##### EXERCISE INPUT

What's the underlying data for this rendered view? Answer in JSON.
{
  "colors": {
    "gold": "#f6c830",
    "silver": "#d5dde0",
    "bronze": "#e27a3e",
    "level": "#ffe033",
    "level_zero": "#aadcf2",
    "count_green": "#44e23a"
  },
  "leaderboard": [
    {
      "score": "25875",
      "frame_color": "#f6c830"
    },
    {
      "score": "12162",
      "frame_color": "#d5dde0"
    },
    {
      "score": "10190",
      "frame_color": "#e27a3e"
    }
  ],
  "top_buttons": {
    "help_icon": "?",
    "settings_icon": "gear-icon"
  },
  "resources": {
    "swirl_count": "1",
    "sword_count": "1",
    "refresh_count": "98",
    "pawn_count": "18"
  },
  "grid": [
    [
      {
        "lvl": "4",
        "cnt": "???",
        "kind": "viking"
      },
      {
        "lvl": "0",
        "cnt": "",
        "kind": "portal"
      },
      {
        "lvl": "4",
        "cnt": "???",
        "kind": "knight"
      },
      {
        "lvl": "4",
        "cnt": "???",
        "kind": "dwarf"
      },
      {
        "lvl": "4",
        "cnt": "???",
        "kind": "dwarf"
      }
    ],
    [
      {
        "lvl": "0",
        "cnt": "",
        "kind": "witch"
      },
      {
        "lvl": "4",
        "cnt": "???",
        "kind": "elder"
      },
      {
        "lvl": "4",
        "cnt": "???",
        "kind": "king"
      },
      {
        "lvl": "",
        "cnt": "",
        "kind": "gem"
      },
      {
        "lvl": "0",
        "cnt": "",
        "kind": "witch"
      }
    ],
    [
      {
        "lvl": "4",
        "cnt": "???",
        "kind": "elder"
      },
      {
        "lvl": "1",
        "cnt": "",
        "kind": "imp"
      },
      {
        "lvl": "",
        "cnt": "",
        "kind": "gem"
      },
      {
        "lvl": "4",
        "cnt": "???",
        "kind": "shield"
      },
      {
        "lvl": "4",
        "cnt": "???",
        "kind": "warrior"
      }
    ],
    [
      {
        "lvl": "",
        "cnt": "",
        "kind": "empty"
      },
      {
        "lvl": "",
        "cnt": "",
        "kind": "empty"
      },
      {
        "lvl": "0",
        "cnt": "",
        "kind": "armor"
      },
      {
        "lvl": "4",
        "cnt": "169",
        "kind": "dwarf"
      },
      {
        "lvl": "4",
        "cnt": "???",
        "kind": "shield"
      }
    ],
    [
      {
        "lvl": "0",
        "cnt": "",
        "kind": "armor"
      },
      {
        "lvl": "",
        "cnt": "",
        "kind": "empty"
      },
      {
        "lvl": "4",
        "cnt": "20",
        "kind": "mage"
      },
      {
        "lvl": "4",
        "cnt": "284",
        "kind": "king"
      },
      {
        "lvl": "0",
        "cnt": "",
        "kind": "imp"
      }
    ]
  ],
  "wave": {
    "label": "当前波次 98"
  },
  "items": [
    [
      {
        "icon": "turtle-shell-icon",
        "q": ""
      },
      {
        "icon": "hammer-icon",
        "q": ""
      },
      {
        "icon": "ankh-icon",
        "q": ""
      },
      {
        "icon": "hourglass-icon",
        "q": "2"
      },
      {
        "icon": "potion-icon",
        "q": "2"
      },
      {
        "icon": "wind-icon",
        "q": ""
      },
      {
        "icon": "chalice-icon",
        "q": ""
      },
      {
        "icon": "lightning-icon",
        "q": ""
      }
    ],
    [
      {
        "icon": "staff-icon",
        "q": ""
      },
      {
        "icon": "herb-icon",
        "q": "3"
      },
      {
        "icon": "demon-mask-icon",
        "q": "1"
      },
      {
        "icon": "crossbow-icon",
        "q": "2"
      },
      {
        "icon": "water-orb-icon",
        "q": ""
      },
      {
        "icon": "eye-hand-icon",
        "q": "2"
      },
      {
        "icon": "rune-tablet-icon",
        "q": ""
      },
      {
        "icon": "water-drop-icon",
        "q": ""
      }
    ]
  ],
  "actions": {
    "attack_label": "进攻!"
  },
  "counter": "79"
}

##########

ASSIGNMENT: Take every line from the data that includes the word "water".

FINISHED EXERCISE:
        "icon": "water-orb-icon",
        "icon": "water-drop-icon",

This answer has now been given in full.